A lot of creatives have been forced to rethink their approach when in comes to producing content which has re-fueled the Facetime photoshoot. This isn’t anything new, in fact, Kim Kardashian brought it into the mainstream mindset in 2015 for her Interview Magazine cover but yesterday Bella Hadid kicked the digital window wide open again. Her Vogue Italia shoot pushed the boundaries as it had multiple people on FT including a stylist for the project. I think this is something we’re going to have to get used to in the days, months and perhaps years to come as things are undeniably changing. Do I like it? I can see how the voyeuristic factor plays a roll and how it can be extremely relatable to the younger viewers because let’s face it, kids would rather FT than hangout and text instead of call. I don’t love the concept and I’m not opposed to it, but I am curious to see how far this will go. Is it going to get to a point where we can remotely access cameras (not like this) from across the world?
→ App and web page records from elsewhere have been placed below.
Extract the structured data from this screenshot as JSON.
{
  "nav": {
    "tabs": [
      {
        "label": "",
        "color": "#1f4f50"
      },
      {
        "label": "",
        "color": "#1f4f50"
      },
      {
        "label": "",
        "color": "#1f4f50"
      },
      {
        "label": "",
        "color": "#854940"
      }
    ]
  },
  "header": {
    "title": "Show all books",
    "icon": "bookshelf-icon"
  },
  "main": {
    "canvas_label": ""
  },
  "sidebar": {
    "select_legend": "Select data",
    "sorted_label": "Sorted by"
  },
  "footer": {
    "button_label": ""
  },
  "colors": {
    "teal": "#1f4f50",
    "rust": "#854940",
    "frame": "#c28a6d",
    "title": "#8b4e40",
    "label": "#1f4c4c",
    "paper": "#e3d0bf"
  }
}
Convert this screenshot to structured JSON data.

Will this devalue the need of a “pro photographer” or eliminate the financial compensation for all of those whom are usually on set directing and aiding the project? I suppose only time will tell.
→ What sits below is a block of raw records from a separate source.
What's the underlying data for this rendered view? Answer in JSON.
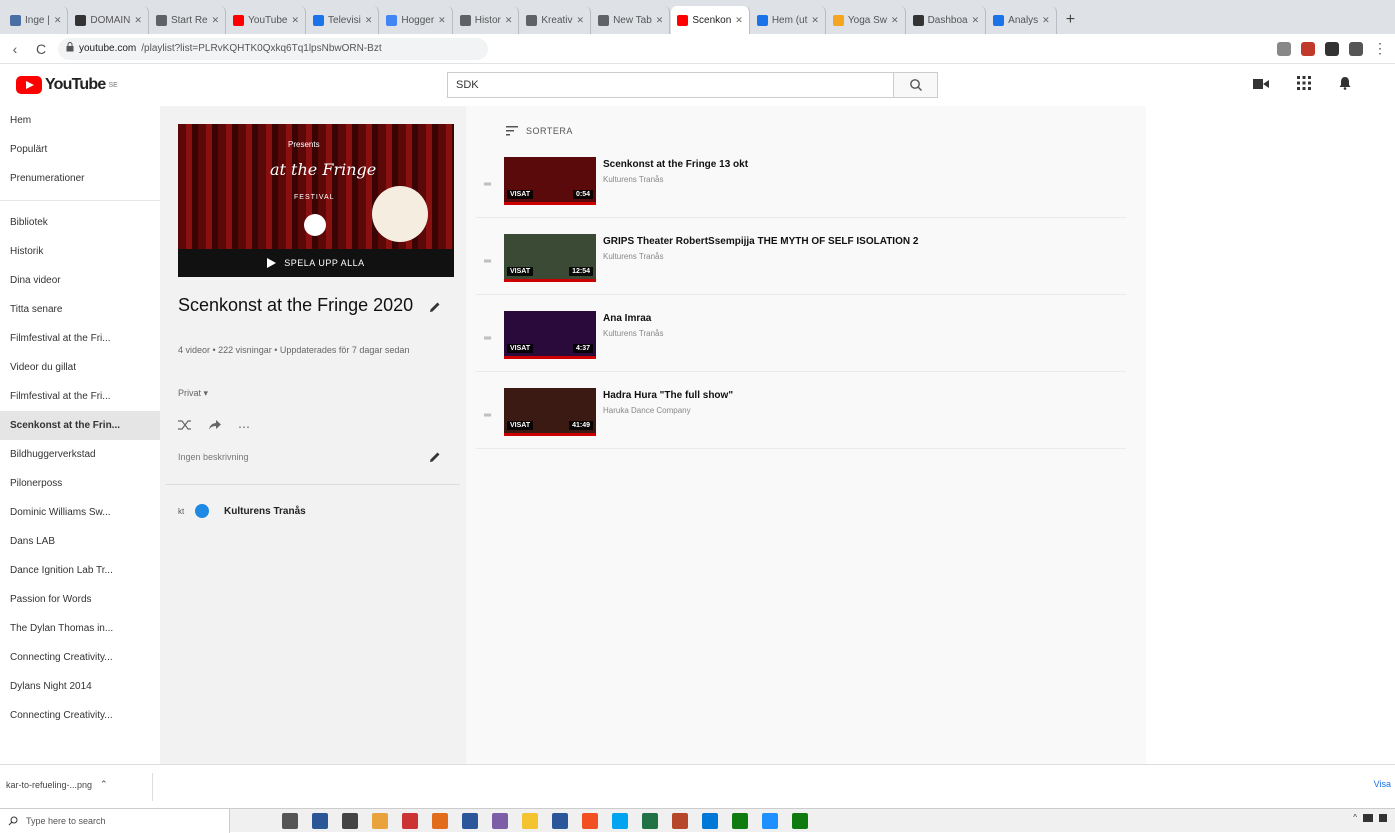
{
  "browser": {
    "tabs": [
      {
        "label": "Inge |",
        "favicon_color": "#4a6fa5"
      },
      {
        "label": "DOMAIN",
        "favicon_color": "#333333"
      },
      {
        "label": "Start Re",
        "favicon_color": "#5f6368"
      },
      {
        "label": "YouTube",
        "favicon_color": "#ff0000"
      },
      {
        "label": "Televisi",
        "favicon_color": "#1a73e8"
      },
      {
        "label": "Hogger",
        "favicon_color": "#4285f4"
      },
      {
        "label": "Histor",
        "favicon_color": "#5f6368"
      },
      {
        "label": "Kreativ",
        "favicon_color": "#5f6368"
      },
      {
        "label": "New Tab",
        "favicon_color": "#5f6368"
      },
      {
        "label": "Scenkon",
        "favicon_color": "#ff0000",
        "active": true
      },
      {
        "label": "Hem (ut",
        "favicon_color": "#1a73e8"
      },
      {
        "label": "Yoga Sw",
        "favicon_color": "#f4a623"
      },
      {
        "label": "Dashboa",
        "favicon_color": "#333333"
      },
      {
        "label": "Analys",
        "favicon_color": "#1a73e8"
      }
    ],
    "new_tab_label": "+",
    "url_domain": "youtube.com",
    "url_rest": "/playlist?list=PLRvKQHTK0Qxkq6Tq1lpsNbwORN-Bzt",
    "reload_label": "C",
    "extension_colors": [
      "#888888",
      "#c0392b",
      "#333333",
      "#555555"
    ]
  },
  "masthead": {
    "logo_text": "YouTube",
    "logo_region": "SE",
    "search_value": "SDK"
  },
  "sidebar": {
    "group1": [
      "Hem",
      "Populärt",
      "Prenumerationer"
    ],
    "group2": [
      "Bibliotek",
      "Historik",
      "Dina videor",
      "Titta senare",
      "Filmfestival at the Fri...",
      "Videor du gillat",
      "Filmfestival at the Fri...",
      "Scenkonst at the Frin...",
      "Bildhuggerverkstad",
      "Pilonerposs",
      "Dominic Williams Sw...",
      "Dans LAB",
      "Dance Ignition Lab Tr...",
      "Passion for Words",
      "The Dylan Thomas in...",
      "Connecting Creativity...",
      "Dylans Night 2014",
      "Connecting Creativity..."
    ],
    "selected_index": 7
  },
  "playlist": {
    "thumb_presents": "Presents",
    "thumb_fringe": "at the Fringe",
    "thumb_festival": "FESTIVAL",
    "play_all_label": "SPELA UPP ALLA",
    "title": "Scenkonst at the Fringe 2020",
    "meta": "4 videor • 222 visningar • Uppdaterades för 7 dagar sedan",
    "privacy": "Privat",
    "description": "Ingen beskrivning",
    "owner_name": "Kulturens Tranås",
    "sort_label": "SORTERA"
  },
  "videos": [
    {
      "title": "Scenkonst at the Fringe 13 okt",
      "channel": "Kulturens Tranås",
      "seen": "VISAT",
      "duration": "0:54",
      "thumb_color": "#5a0a0a"
    },
    {
      "title": "GRIPS Theater RobertSsempijja THE MYTH OF SELF ISOLATION 2",
      "channel": "Kulturens Tranås",
      "seen": "VISAT",
      "duration": "12:54",
      "thumb_color": "#3b4a35"
    },
    {
      "title": "Ana Imraa",
      "channel": "Kulturens Tranås",
      "seen": "VISAT",
      "duration": "4:37",
      "thumb_color": "#2a0a3a"
    },
    {
      "title": "Hadra Hura \"The full show\"",
      "channel": "Haruka Dance Company",
      "seen": "VISAT",
      "duration": "41:49",
      "thumb_color": "#3a1a12"
    }
  ],
  "downloads": {
    "file_label": "kar-to-refueling-...png",
    "show_all_label": "Visa"
  },
  "taskbar": {
    "search_placeholder": "Type here to search",
    "app_colors": [
      "#555555",
      "#2b5797",
      "#444444",
      "#e8a33d",
      "#cc3333",
      "#e06c1c",
      "#2b579a",
      "#7b5ea7",
      "#f4c430",
      "#2b579a",
      "#f25022",
      "#00a4ef",
      "#217346",
      "#b7472a",
      "#0078d7",
      "#107c10",
      "#1e90ff",
      "#0f7b0f"
    ]
  }
}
If you’re interested in trying a FTPS, we found some pointers for you here.



I’m extremely grateful to be able to replenish the stock on our Studio trucker hats. With a lot of the access to local production sources being shut down, it’s amazing to know that we’ve built a solid relationship with a small, tight knit circle of trusted people that can always get things done. 

Support your local businesses. It’s a sad fact that there will be a lot of establishments that won’t make it through this.



The BoF just issued a report on the future spectrum of fashion and the inevitable changes that we’ll see (already starting) as the landscape has dramatically changed due to Covid-19. There’s a lot of information if processed and applied correctly that can gear large and small businesses towards tailoring a sustainable and optimistic transition during these times and the future ahead.  

You can read it here.



Have you ever come across something while surfing the net and instantly asking yourself, “why didn’t I think of that”? Well, you’re not alone. I think the problem with being a creative is the fact that we’re constantly looking at life in antidotal metrics trying to discover new ways to improve or enhance already existing products and problems that sometimes we miss what’s right in front of us. Very seldom is the answer to re-invent the wheel but more so to find contemporary ways to pour new life into an already existing foundation. For instance, a 35mm film canister. A bland, lifeless plastic cylinder that serves to protect the format in which we create some of our most cherished moments. If you’re working with 120mm, forget about it. All you get is a mundane wrapper that is about as exciting as an old condom wrapper that one might find tucked between couch cushions or in a drawer somewhere. Again, bland and unexciting but then a mind noticed this void and did something about it. Rama Works® x The Mighty Killers introduced a brilliantly designed film canister for us 35mm and 120mm shooters. This is a prime example of seeing an opportunity for improvement and executing it in a manner that brings it into the now. How many of us have just thrown those little plastic cylinders away? I know I have. Bravo to everyone involved in this project.

Is this product overpriced and unnecessary? Perhaps, but that isn’t my point. My point is that there’s millions of things surrounding us just begging to be noticed, respectfully re-designed and brought to the market in a refreshing way.



Face masks have always been a popular thing in Eastern countries due to the smog and air quality in those regions but due to the current Covid-19 climate and vast numbers of those being infected skyrocketing daily, we’re now starting to see masks being worn on our home turf. Westerners are embracing the new accessory and big box luxury brands are implementing their own take on the apparatus as a way of showing good faith in these trying times. Or so I would like to believe that’s their motive. Though I do appreciate their ingenuity and resourcefulness when it comes to using current technologies, it would be hard to dismiss the fact that majority of the brands that are now transitioning their product developments into a singular objective are doing so without applying the proper filtration system (N95) that will block out (or keep in) the virus. So, are they supplying the masses with PPE (Personal Protective Equipment) or is this just simply strategic branding? I would love to sit here and say that we are all sticking through this together without any ulterior motives but that would be naive, especially from a marketing standpoint.



I’ve wanted one of these cameras for ages but could never find a mint condition (with original box) offering. last week I was randomly watching an old short film of skateboarder, Alex Olson, on YouTube and there was a clip of him shooting with the Polaroid [Mamiya] 600se which reminded me about my hunt. To my surprise I stumbled upon a brand new unused GOOSE (600se) but the price was way too rich for my blood. Fear not, I am not one to be defeated before throwing down a good old fashioned haggle. After messaging the seller back and forth and working my magic, I locked in the sale at a ridiculous price. It arrived today and honestly the camera is nothing short of beautiful. As much as I wish Fuji continued to produce their pack film (FP100C) I’ve decided to order a motorized 3D printed back so I can shoot current Polaroid film rather than paying $70 for 10 shots of expired Fuji. I’ll update you when it comes in but until then you can read a superb review on this particular camera here.